The ATF has announced new guidance on how it will determine the overall length of AR pistols and what does or does not enter into NFA territory when is comes to pistols utilizing a stabilizing brace along with other accessories. This guidance comes after a lot of quesitons as to when you could or could not put a vertical foregrip on an AR pistol. Those questions were hard to answer without direct guidance from the ATF as to how exactly the overall length of an AR pistol should be measured.
"Based on the letter, ATF is taking the position that because a stabilizing brace is not an integral part of the firearm, it is not relevant to the overall length measurement. This interpretation opens a number of people up to potential issues of running afoul of the National Firearms Act ('NFA'), particularly those who have built AR or similar style pistols which have a stabilizing brace and vertical foregrip."
WHY DOES IT MATTER?
Shooters looking to place a vertical foregrip on their AR pistol are okay to do so as long as the overall length of the pistol is greater than 26 inches. Nothing has changed about that except the very important aspect of how exactly the ATF will be going around measuring everyone's AR pistols. Personally, I am trying to run down some 26" calipers to make sure that when I measure the bureaucratic infringement on the 2nd Amendment I did it as accurately as possible. But I digress.....
Here's Adam's full explanation which is a must see if you plan to build or are currently building an AR pistol.
But in case you're reading this while sitting on the couch at some boring family function or in a conference room listening to some guy drone on and on about all the work he can't wait for everybody else to do, read Adam's thorough rundown over at Recoil, and make sure you don't go throwing any vertical foregrips onto your pistol without understanding the potential ramifications.
WHAT DOES THE ATF GUIDANCE SAY?
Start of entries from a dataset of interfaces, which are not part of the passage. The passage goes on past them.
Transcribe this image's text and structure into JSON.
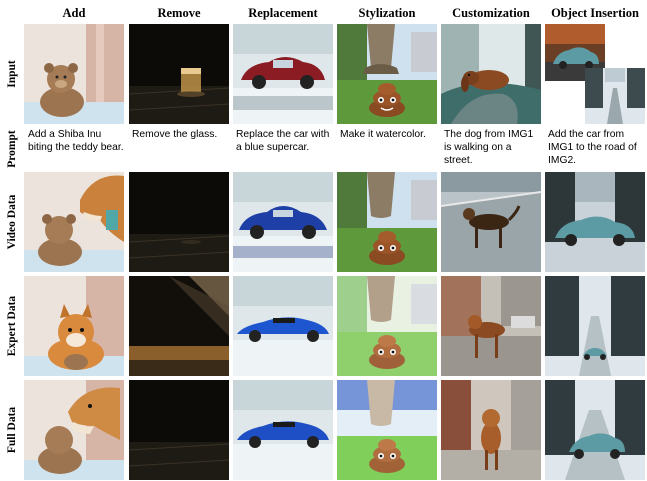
{
  "columns": [
    "Add",
    "Remove",
    "Replacement",
    "Stylization",
    "Customization",
    "Object Insertion"
  ],
  "rows": [
    "Input",
    "Prompt",
    "Video Data",
    "Expert Data",
    "Full Data"
  ],
  "prompts": [
    "Add a Shiba Inu biting the teddy bear.",
    "Remove the glass.",
    "Replace the car with a blue supercar.",
    "Make it watercolor.",
    "The dog from IMG1 is walking on a street.",
    "Add the car from IMG1 to the road of IMG2."
  ]
}
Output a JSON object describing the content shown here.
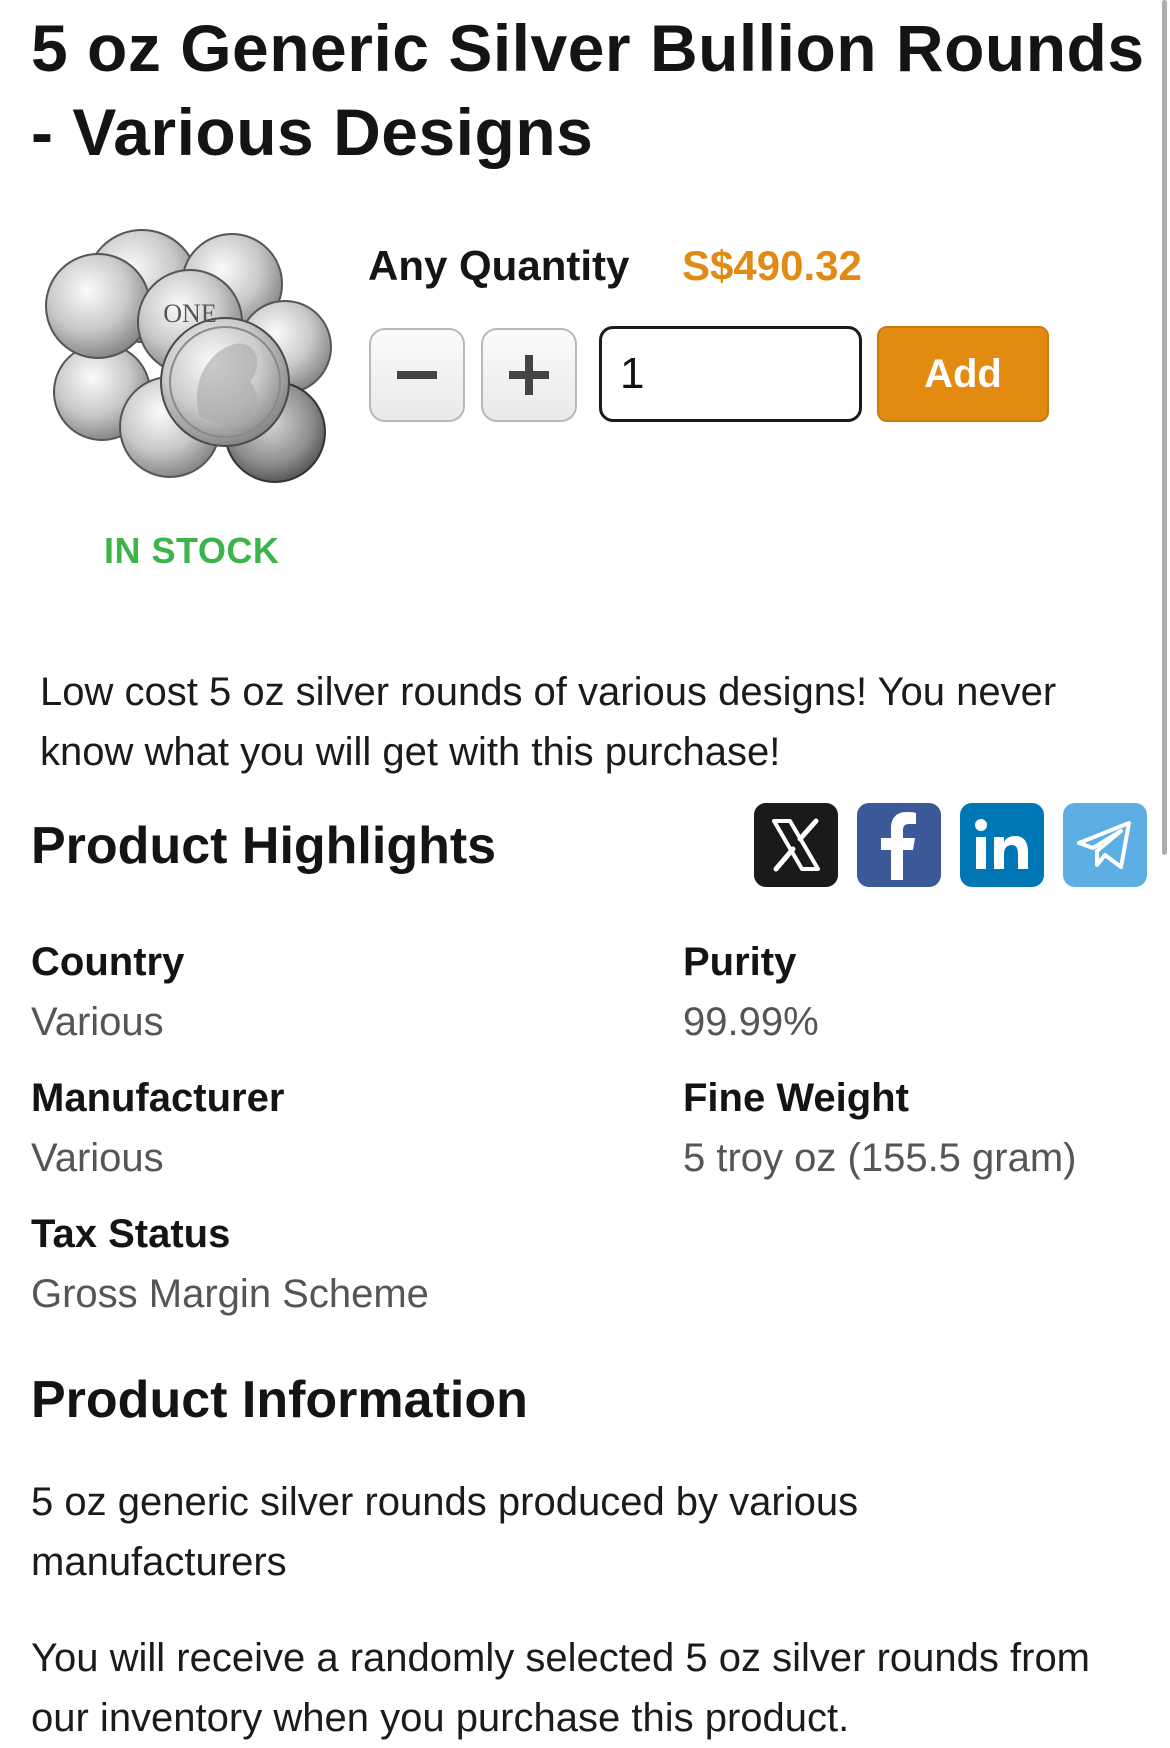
{
  "product": {
    "title": "5 oz Generic Silver Bullion Rounds - Various Designs",
    "image_alt": "silver rounds image",
    "stock_status": "IN STOCK",
    "quantity_label": "Any Quantity",
    "price": "S$490.32",
    "quantity_value": "1",
    "add_label": "Add",
    "minus_symbol": "−",
    "plus_symbol": "+",
    "coin_text": "ONE",
    "intro": "Low cost 5 oz silver rounds of various designs! You never know what you will get with this purchase!"
  },
  "highlights": {
    "heading": "Product Highlights",
    "share_icons": [
      "x-icon",
      "facebook-icon",
      "linkedin-icon",
      "telegram-icon"
    ],
    "specs": {
      "country": {
        "label": "Country",
        "value": "Various"
      },
      "purity": {
        "label": "Purity",
        "value": "99.99%"
      },
      "manufacturer": {
        "label": "Manufacturer",
        "value": "Various"
      },
      "fine_weight": {
        "label": "Fine Weight",
        "value": "5 troy oz (155.5 gram)"
      },
      "tax_status": {
        "label": "Tax Status",
        "value": "Gross Margin Scheme"
      }
    }
  },
  "information": {
    "heading": "Product Information",
    "paragraphs": [
      "5 oz generic silver rounds produced by various manufacturers",
      "You will receive a randomly selected 5 oz silver rounds from our inventory when you purchase this product."
    ]
  },
  "colors": {
    "accent": "#e38a10",
    "price": "#e08b16",
    "in_stock": "#3bb54a",
    "facebook": "#3b5998",
    "linkedin": "#0077b5",
    "telegram": "#5caee3",
    "x": "#1a1a1a"
  }
}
Here's the ATF Guidance in full:
This refers to your correspondence to the Bureau of Alcohol, Tobacco, Firearms and Explosives (ATF), Firearms Technology Industry Services Branch (FTSIB), in which you ask about the correct way to measure a firearm equipped with a 'stabilizing brace' and a folding adapter.
Consistent with the stated intent of the inventors, and as supported by the objective design features, FTISB has previously determined that 'stabilizing braces' may be assembled on firearms as accessories designed to assist with the operation and use of certain pistols or firearms by aiding the shooter in stabilizing the firearm when firing. In contrast to stocks on rifles or shotguns however, such 'stabilizing braces' are merely accessories and are not relevant to classification of a 'pistol' under the statutory definition. That is, a folding stock on a rifle or shotgun is included in overall length measurement because the firearm must be 'designed or redesigned, made or remade and intended to be fired from the shoulder' to be so classified. The stock is therefore an essential element in the statutory definition. Conversely, it is inappropriate to include a folding 'stabilizing brace' accessory in the overall length measurement of a firearm because, unlike a rifle or shotgun, a stabilizing brace is not an element of either a statutory or regulatory definition of any firearm. Therefore, when a device operating as a stabilizing brace is attached to a firearm via a folding mechanism, overall length is measured with the brace in the folded position.
Makers also create an artificial overall length measurement by attaching a folding stabilizing brace. Such a measurement would be problematic because the firearm could avoid classification as an 'AOW,' yet retain the concealability and remain fully functional. Measuring a folding (or telescoping) stabilizing brace would therefore undermine the comprehensive statutory and regulatory design of the GCA and NFA. As stated above, this is not the case when measuring rifles or shotguns because the statutory definitions include the stock or shouldering device which therefore must be considered. The measurement of a folding or collapsible stabilizing brace in the overall length of a firearm creates an artificial overall length that would permit a maker to avoid classification as an NFA 'firearm' without a viable design purpose or legal justification.
Even if stationary however, only standard receiver extensions will be considered in overall length measurements. For example, accessories (extensions) that have superfluous material are not included in the overall length measurement because they are intended to circumvent the law and serve no purpose in the function of the firearm.
Finally, any conflicting information to the guidance provided in this correspondence is hereby invalid and rescinded, if not issued from the Firearms and Ammunition Technology Division, the only ATF Division delegated the authority to provided [sic] technical guidance such as this.
We trust that the foregoing has been responsive to your request for clarification. If we can be of any further assistance, please contact us.
Michael R. Curtis
Chief, Firearms Technology Industry Services Branch
About Kris Vermillion
Kris Vermillion is a lifelong shooter who focuses his training on defensive shooting techniques and the shooter's mindset. Kris works with the Palmetto State Armory E-Commerce and Marketing teams.